As activists push ahead with a lawsuit to prevent the development of nearly 110,000 square meters of coastal land to the south of Beirut’s iconic Pigeon Rocks, Fahd Hariri — the son of late Prime Minister Rafic Hariri who has a stake in an investment company which indirectly owns some of the land — is shopping around for ideas on what to do with it.
In mid December, the Civil Campaign for the Protection of the Dalieh of Beirut — using the locally known name of the land — published an open letter to architect Rem Koolhaas whose company, the Office for Metropolitan Architecture (OMA), they alleged had “been commissioned to develop a design for a projected development” on the land. The letter reiterated the activists’ arguments that the land — while privately owned since Ottoman times — has been used as a public space for generations and should remain open to the public, not used as a site for another private development. Koolhaas replied in the comment section of the online magazine Jadaliyya, where the letter was published, and said that “there is in fact no project, just a series of initial explorations” that OMA was conducting on behalf of an unnamed client. OMA did not respond to an interview request.
According to various records Executive has seen, the Hariri family owns a large stake in much of the Dalieh land, but does not own it all outright.

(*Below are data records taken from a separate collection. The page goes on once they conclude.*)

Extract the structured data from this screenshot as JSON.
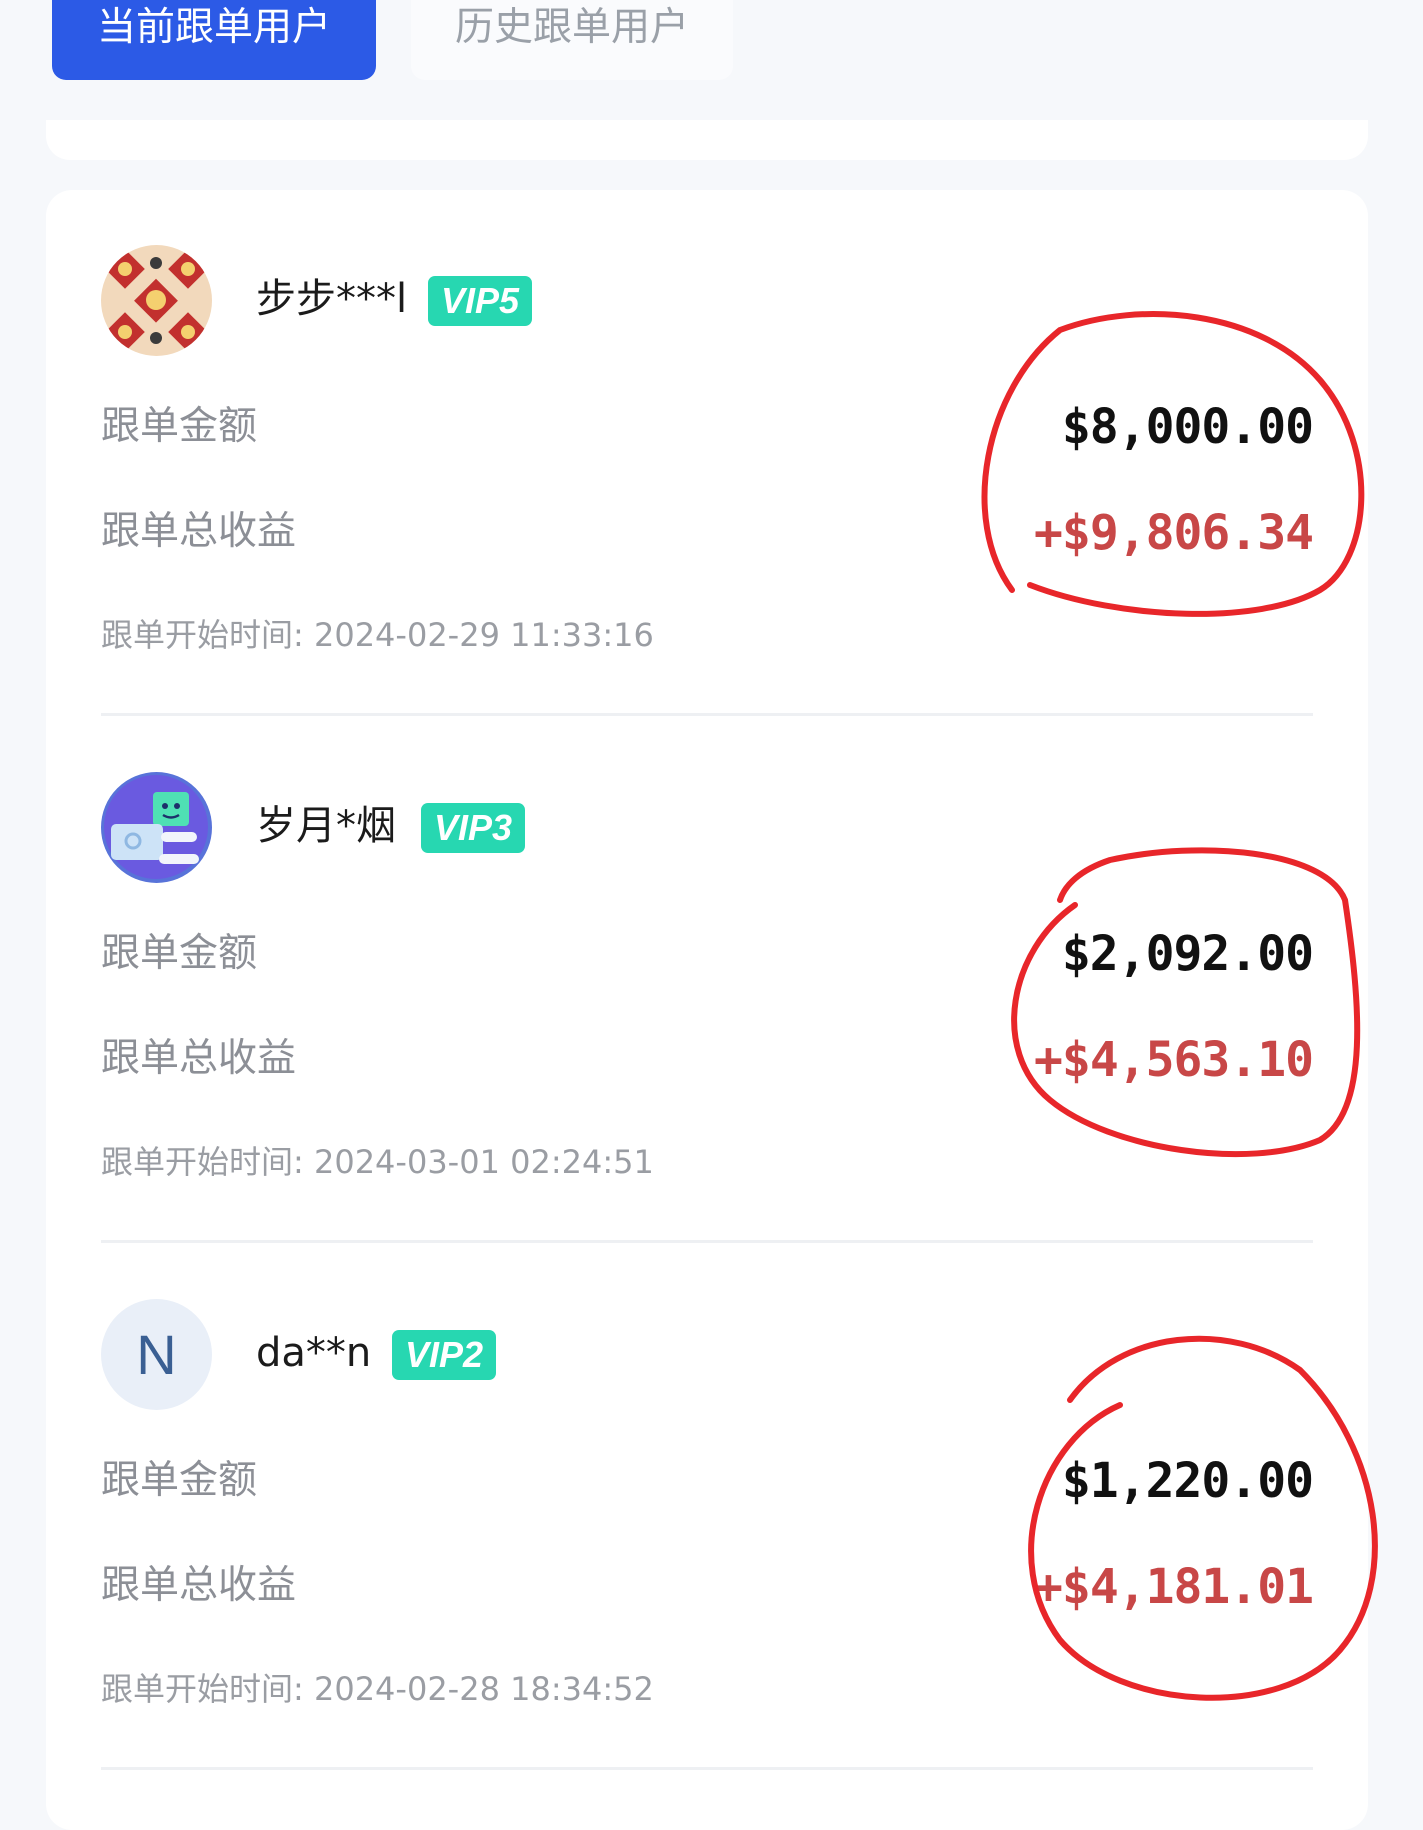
{
  "tabs": {
    "current": "当前跟单用户",
    "history": "历史跟单用户"
  },
  "labels": {
    "amount": "跟单金额",
    "total_profit": "跟单总收益",
    "start_time_prefix": "跟单开始时间: "
  },
  "entries": [
    {
      "username": "步步***l",
      "vip": "VIP5",
      "amount": "$8,000.00",
      "profit": "+$9,806.34",
      "start_time": "2024-02-29 11:33:16",
      "avatar": "new-year-poster-avatar"
    },
    {
      "username": "岁月*烟",
      "vip": "VIP3",
      "amount": "$2,092.00",
      "profit": "+$4,563.10",
      "start_time": "2024-03-01 02:24:51",
      "avatar": "cartoon-computer-avatar"
    },
    {
      "username": "da**n",
      "vip": "VIP2",
      "amount": "$1,220.00",
      "profit": "+$4,181.01",
      "start_time": "2024-02-28 18:34:52",
      "avatar": "letter-avatar",
      "avatar_letter": "N"
    }
  ],
  "colors": {
    "primary": "#2c5ae6",
    "vip_badge": "#27d7b1",
    "profit": "#c84747",
    "annotation": "#e8262a"
  }
}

“[OMA] gave us a proposal which … for the moment, is not the one that we will choose”
A source managing the land on behalf on the Hariri family told Executive in August the family had no plans to develop the land for “the foreseeable future.” Contacted again after the OMA news broke, the source said he was not familiar with the negotiations and named Fahd Hariri as the man looking to make plans. Hariri cofounded the development company HAR Properties, and Executive called HAR in an effort to reach him. Instead of Hariri, Executive was pointed to his partner, Philippe Tabet. When explaining that we wanted to speak with Hariri about the negotiations with OMA, Tabet interjects, “OMA is not the only option.” He explains that the Hariri family is keen to build on the land but is facing a number of difficulties. Firstly, Tabet says, the family requested project proposals from “many, many architects” and notes “one of them is OMA. They gave us a proposal which … for the moment, is not the one that we will choose.” In fact, he says, none of the proposals have yet piqued the interest of the Hariri family.
During the interview, Tabet repeatedly uses the word ‘we’. When asked what he meant, he explains “the Hariri family and the other owners.” Asked if HAR Properties would develop any future project, he says it was too early to answer. He offers, “I don’t think there will be any project before two to three years from now.” Tabet says that the goal is finding a project “for everyone, for nature, for Beirut, for the public, for us,” but notes it “is very difficult to have a project that is feasible, I mean, financially feasible and at the same time in terms of greenery and nature. It should fit and be responsible.” He reiterates that “we” are focusing “very seriously” on making sure the land is open to the public and continues to be a green space.
The land itself is divided into 14 plots, according to the Beirut Municipality’s cadastral map, most of which have multiple owners. Under Lebanese law, every plot of land is divided into 2,400 shares. When the land has one owner, that owner has all of the shares. If a plot of land has multiple owners, the shares are divided, and in such a case all of the owners have to agree on a development project before construction can begin. Given that Tabet said he was speaking for Hariri and the other owners, Executive points this fact out and asks if the other owners have agreed to develop. “No, no, no, not yet. We don’t have a feasible project for the moment, to convince them. We should have a feasible project. [Since we don’t], we cannot convince them.”